To do.
Return, from the data below, each line that contains the word "Output".
*** Opening Information supplied ***
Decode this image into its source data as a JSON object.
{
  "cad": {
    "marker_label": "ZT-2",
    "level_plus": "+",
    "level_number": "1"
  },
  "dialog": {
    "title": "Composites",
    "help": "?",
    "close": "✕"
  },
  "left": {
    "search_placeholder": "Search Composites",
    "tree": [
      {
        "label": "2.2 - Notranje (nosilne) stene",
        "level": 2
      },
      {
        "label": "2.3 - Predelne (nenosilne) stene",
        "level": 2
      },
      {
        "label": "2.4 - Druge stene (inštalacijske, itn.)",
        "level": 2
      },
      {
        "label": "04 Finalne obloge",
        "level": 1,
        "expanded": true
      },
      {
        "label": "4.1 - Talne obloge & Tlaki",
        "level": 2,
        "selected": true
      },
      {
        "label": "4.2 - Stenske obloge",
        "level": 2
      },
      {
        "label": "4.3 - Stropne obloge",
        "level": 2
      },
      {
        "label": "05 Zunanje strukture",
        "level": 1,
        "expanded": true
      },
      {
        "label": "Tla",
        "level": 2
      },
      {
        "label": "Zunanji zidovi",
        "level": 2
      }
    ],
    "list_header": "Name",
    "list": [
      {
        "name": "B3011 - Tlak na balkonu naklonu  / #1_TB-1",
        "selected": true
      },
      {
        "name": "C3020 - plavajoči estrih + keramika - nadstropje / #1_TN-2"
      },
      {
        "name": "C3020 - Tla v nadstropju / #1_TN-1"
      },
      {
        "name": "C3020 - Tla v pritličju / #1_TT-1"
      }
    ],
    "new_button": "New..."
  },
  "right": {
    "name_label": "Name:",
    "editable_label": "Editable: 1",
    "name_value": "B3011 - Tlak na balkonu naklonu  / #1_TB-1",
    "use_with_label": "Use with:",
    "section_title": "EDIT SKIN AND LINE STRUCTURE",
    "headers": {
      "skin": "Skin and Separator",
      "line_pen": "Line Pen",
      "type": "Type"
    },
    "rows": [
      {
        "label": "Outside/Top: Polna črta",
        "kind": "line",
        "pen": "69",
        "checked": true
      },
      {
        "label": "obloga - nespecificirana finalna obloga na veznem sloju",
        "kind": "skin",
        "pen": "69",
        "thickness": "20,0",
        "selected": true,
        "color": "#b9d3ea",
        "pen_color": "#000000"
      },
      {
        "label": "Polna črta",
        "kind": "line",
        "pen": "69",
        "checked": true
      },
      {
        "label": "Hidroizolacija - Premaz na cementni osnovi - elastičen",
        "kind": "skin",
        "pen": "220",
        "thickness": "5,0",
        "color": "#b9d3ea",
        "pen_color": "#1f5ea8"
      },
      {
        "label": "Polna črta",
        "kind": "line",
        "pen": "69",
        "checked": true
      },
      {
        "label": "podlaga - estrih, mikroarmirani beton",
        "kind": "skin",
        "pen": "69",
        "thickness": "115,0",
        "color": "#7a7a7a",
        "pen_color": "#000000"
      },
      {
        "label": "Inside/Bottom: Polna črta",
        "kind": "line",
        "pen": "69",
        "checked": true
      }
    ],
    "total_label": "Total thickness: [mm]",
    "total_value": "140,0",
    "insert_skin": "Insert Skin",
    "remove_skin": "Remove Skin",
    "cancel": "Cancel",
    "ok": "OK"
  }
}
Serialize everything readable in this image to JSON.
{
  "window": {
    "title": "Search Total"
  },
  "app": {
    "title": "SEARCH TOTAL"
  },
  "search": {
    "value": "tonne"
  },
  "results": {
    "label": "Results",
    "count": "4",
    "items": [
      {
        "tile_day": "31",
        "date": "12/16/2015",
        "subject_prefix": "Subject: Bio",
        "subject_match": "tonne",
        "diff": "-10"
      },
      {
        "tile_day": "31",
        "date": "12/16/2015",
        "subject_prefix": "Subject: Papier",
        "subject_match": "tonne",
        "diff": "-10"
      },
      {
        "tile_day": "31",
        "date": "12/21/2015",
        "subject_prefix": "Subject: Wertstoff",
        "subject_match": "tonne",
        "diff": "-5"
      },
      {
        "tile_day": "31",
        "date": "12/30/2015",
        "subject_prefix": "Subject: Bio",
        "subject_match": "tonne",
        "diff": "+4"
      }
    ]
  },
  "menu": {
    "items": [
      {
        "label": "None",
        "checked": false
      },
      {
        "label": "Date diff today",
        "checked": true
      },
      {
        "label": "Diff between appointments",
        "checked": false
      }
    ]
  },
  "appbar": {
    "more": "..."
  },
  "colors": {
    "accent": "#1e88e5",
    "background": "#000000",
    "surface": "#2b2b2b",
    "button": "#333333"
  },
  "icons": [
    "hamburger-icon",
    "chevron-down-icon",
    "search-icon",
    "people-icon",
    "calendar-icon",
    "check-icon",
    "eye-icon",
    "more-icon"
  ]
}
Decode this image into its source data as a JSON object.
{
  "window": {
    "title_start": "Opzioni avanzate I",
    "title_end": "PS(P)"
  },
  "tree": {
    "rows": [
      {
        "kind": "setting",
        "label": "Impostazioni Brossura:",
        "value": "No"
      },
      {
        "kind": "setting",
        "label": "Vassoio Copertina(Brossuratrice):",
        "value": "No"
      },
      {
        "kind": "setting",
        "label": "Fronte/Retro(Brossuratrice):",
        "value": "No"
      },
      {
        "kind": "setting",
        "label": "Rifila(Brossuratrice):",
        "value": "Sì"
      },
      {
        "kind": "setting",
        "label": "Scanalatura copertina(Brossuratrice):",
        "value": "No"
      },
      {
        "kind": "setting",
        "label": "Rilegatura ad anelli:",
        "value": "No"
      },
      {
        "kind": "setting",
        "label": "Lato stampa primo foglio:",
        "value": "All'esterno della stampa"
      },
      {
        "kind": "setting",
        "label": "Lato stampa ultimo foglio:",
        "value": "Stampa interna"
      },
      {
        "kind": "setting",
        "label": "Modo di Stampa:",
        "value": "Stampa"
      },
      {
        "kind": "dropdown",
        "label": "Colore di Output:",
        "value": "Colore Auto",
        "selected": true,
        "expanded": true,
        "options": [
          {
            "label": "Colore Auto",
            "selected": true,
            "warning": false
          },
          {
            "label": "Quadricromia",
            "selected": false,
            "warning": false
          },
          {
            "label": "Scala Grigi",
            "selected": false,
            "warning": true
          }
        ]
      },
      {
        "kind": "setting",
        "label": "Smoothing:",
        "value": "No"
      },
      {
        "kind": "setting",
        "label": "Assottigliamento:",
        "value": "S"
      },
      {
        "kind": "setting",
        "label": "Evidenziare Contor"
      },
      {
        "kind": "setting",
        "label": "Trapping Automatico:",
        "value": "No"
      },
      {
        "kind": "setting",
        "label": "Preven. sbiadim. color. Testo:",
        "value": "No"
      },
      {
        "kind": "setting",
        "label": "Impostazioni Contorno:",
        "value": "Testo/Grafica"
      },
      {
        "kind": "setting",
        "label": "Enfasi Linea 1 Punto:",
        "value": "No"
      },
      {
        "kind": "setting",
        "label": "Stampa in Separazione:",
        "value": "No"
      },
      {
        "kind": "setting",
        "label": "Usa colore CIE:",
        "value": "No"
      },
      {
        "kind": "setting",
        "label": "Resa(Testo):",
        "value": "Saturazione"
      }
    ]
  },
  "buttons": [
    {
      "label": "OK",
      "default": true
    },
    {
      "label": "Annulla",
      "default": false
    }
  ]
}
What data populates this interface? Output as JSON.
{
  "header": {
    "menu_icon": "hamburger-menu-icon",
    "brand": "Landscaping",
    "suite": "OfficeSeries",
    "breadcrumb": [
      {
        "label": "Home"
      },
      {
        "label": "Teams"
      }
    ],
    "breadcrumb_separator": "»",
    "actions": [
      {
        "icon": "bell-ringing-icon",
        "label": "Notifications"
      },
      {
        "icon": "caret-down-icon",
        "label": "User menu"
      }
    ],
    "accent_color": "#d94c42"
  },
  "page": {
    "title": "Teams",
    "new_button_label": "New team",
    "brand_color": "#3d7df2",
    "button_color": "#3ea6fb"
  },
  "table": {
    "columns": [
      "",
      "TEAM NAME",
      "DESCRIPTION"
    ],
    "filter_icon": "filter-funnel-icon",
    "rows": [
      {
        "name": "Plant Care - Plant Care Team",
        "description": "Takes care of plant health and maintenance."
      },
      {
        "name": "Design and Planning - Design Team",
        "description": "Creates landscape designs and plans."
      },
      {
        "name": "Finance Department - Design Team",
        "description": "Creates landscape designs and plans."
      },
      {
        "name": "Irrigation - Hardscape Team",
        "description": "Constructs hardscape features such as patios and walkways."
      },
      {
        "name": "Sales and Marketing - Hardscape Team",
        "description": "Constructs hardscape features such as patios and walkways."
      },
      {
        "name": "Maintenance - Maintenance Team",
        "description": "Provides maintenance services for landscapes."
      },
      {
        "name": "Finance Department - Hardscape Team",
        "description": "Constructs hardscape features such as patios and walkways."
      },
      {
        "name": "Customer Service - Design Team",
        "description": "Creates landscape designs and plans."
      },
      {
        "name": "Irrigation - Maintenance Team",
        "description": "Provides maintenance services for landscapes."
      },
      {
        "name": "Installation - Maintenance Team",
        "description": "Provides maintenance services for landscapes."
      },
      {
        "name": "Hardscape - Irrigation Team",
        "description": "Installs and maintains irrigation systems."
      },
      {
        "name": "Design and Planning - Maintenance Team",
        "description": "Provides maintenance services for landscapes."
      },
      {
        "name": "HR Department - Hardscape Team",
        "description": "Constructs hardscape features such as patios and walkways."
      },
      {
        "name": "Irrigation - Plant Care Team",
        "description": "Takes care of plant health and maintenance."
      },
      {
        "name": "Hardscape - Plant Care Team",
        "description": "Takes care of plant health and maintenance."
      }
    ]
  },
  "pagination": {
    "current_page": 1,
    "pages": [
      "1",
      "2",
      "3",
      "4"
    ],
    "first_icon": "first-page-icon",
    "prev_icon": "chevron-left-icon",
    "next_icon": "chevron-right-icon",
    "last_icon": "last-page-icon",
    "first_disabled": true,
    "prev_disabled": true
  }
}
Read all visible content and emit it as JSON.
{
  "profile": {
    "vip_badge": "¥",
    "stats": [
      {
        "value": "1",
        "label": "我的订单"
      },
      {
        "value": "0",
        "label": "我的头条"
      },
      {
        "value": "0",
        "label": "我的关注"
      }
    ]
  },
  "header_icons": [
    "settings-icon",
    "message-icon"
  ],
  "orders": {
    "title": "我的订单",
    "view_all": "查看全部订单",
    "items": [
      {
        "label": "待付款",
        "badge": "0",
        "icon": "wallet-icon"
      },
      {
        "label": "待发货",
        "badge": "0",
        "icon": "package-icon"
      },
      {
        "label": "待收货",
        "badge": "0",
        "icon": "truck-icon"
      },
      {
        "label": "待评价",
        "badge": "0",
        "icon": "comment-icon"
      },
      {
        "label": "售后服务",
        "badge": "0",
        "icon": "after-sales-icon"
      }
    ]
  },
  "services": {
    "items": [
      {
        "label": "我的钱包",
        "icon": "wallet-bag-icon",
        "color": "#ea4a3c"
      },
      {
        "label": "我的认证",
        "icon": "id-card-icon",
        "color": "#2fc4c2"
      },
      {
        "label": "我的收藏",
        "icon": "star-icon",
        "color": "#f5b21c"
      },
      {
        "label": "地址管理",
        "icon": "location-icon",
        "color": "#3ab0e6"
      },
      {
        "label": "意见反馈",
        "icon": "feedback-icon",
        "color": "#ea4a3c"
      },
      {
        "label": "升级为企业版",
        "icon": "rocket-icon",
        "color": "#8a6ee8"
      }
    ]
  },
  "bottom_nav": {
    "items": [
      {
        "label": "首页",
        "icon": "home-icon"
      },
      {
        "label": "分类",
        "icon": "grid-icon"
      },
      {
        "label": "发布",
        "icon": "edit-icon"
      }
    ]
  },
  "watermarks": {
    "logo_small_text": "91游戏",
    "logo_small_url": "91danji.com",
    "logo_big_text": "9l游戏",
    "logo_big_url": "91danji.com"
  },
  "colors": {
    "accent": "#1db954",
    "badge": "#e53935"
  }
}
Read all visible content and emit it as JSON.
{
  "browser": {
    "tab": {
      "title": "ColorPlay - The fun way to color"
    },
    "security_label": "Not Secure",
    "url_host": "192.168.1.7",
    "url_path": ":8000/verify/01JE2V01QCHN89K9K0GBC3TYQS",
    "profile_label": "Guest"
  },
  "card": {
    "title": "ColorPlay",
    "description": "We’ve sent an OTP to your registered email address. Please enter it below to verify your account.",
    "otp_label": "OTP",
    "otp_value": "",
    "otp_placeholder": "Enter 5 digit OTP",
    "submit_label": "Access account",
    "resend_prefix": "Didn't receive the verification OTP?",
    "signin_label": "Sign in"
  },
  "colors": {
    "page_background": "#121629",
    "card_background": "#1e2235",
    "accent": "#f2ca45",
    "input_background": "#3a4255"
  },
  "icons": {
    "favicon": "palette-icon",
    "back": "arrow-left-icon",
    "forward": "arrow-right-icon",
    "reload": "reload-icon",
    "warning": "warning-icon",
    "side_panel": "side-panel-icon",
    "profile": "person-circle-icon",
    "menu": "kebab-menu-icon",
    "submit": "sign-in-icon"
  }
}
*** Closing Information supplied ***
Response to the task.
        "label": "Colore di Output:",
What data populates this interface? Output as JSON.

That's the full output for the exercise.